As most people know, joining the intelligence community means that one has to explain and be honest about one’s former peccadillos. One must also be aware of what figures in government spied against their own country in the past. Some years ago, as a CIA study of the Alger Hiss case noted, President Clinton’s nominee to head the CIA was rejected partially because of what he said about Soviet spy Alger Hiss:
Anyone who doubts that the Hiss case continues to effect American politics need only ask Anthony Lake, President Clinton's former national security adviser. In November 1996, following the resignation of Director of Central Intelligence (DCI) John Deutch, Clinton nominated Lake to be the new DCI. On 24 November, Lake appeared on Meet the Press , where he was interviewed by moderator Tim Russert:
Russert: You're a student of history. Do you believe Alger Hiss was a spy?
Lake: I've read a couple of books that have certainly offered a lot of evidence that he may have been. I don't think it's conclusive.

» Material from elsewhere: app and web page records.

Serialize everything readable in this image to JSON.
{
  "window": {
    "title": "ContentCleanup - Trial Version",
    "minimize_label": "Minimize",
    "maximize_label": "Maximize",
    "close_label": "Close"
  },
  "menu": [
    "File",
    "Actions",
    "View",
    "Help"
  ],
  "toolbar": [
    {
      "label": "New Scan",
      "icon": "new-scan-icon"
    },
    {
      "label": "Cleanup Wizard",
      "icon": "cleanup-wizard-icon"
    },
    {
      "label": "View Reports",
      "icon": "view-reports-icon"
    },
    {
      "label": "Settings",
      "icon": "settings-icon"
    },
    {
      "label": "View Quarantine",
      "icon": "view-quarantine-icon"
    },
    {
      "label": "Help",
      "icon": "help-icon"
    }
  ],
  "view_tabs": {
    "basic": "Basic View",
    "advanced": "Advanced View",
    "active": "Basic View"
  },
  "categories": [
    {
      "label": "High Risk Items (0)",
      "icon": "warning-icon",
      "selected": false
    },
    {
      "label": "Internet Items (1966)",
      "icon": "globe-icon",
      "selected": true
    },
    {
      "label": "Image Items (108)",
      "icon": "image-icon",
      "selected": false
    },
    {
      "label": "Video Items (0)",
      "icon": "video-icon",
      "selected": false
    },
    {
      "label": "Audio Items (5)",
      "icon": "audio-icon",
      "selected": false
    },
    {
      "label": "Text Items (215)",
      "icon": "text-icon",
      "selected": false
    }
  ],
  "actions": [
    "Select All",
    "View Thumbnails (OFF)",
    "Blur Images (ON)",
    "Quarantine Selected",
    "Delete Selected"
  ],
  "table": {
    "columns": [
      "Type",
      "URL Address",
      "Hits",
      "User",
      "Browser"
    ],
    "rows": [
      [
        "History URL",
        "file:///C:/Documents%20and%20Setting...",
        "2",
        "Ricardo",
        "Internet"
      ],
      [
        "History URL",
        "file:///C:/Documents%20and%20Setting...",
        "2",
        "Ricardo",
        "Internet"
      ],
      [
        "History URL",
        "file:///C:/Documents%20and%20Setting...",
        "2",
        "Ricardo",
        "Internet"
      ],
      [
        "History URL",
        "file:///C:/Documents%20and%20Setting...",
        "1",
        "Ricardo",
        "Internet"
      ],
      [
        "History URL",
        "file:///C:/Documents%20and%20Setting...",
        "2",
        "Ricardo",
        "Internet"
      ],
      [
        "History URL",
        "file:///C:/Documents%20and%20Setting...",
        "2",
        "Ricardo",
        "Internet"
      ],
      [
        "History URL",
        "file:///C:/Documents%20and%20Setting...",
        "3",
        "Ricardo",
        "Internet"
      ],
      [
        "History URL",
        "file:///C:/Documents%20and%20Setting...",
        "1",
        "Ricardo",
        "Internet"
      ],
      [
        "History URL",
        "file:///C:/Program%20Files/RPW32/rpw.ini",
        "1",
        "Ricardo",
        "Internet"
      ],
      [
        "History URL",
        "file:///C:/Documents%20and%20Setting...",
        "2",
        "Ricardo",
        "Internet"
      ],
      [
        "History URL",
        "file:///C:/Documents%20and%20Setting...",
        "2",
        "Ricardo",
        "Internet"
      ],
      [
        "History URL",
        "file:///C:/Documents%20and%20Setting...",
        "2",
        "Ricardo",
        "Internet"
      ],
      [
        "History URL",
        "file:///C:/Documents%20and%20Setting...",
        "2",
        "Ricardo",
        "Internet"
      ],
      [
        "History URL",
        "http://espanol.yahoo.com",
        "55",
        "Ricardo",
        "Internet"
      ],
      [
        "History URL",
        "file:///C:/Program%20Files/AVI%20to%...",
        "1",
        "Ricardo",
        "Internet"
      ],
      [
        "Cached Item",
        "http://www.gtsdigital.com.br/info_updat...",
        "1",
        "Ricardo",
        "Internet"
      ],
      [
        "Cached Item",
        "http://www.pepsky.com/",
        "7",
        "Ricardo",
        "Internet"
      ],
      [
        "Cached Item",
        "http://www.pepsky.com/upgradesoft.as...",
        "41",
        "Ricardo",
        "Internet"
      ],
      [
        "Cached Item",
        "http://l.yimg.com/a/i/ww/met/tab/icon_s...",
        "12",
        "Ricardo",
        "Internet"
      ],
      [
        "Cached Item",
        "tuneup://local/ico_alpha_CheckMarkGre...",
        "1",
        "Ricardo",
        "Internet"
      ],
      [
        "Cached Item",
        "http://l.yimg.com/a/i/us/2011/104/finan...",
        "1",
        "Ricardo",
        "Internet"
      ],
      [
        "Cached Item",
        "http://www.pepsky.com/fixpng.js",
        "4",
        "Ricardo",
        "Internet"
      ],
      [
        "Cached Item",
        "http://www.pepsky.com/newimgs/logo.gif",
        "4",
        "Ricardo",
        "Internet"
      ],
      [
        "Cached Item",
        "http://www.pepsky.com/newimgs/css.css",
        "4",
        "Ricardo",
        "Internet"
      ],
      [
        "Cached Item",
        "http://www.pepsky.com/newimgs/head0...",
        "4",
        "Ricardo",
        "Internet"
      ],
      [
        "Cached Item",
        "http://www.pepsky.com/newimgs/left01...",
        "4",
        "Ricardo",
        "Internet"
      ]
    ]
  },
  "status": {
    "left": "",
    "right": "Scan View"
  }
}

Conservative senators and pundits already were skeptical of Lake's qualifications, largely because they were critical of Clinton's foreign policies and viewed Lake as one of their key architects, and they quickly claimed that his comment was another indication that he should not be confirmed as DCI. "The Hiss case hits Lake in his blind spot," wrote Jacob Heilbrunn in The New Republic . "Lake's view of the world is rooted in moral ambiguity and ambivalence... [his] career-long penchant has been to evade unpleasant realities." Senator Richard Shelby wondered what the comment said about Lake's fitness: "What is this man's true philosophy? Where is he coming from?" asked Shelby. Lake, under attack by Republican senators on several other issues as well, asked in March 1997 that his nomination be withdrawn; while it would be inaccurate to say that his Hiss remark destroyed his chances for confirmation, the reaction demonstrated the case never has been forgotten and that a chance remark about it still may have serious consequences.
Last week, however, CNN reporter Tal Kopan found a striking admission from CIA Director John Brennan. When he first applied to join the CIA, and received his polygraph test, he was asked this standard question:
Have you ever worked with or for a group that was dedicated to overthrowing the US?
Remarking on this last week during a panel discussion at the Congressional Black Caucus Foundation’s annual conference, Brennan said: “I froze…. This was back in 1980, and I thought back to a previous election where I voted, and I voted for the Communist Party candidate.” Brennan was responding to a question about barriers to recruiting diverse candidates for the intelligence agencies, including whether past records of activism could hurt someone applying for a clearance later in life.
Brennan called his support of the Communist Party a mere “indiscretion,” and reminded his audience that the Constitution grants free speech. He then remembered that he said to himself he could either lie and the polygraph machine would “go wacko” or tell the truth and face the consequences, including possibly being rejected for employment. He told the audience he voted for Gus Hall because while in college he was unhappy “with the system” and saw the “need for change.”
Now a lot of people wanted change—but very few of them, perhaps 1/10th of 1 percent, supported the presidential candidate of the American Communist Party, Gus Hall. Indeed, the CPUSA at that time was dedicated to gaining support for Soviet foreign policy, with the intent of defeating the United States in the Cold War. Anyone who watches The Americans, perhaps the best drama on American television, knows this. And it was revealed long ago by Harvey Klehr and John Earl Haynes that Moscow regularly gave Hall thousands of dollars to enable the Communists in America to carry on their work.
Perhaps Brennan was saved because he was not a Communist Party member, and only supported its agenda. But it’s rather difficult to understand how Brennan was taken into the CIA, when a few years later Anthony Lake was discredited simply because he thought Hiss might be innocent. Brennan was relieved to find that “even then it recognized the importance of freedom.”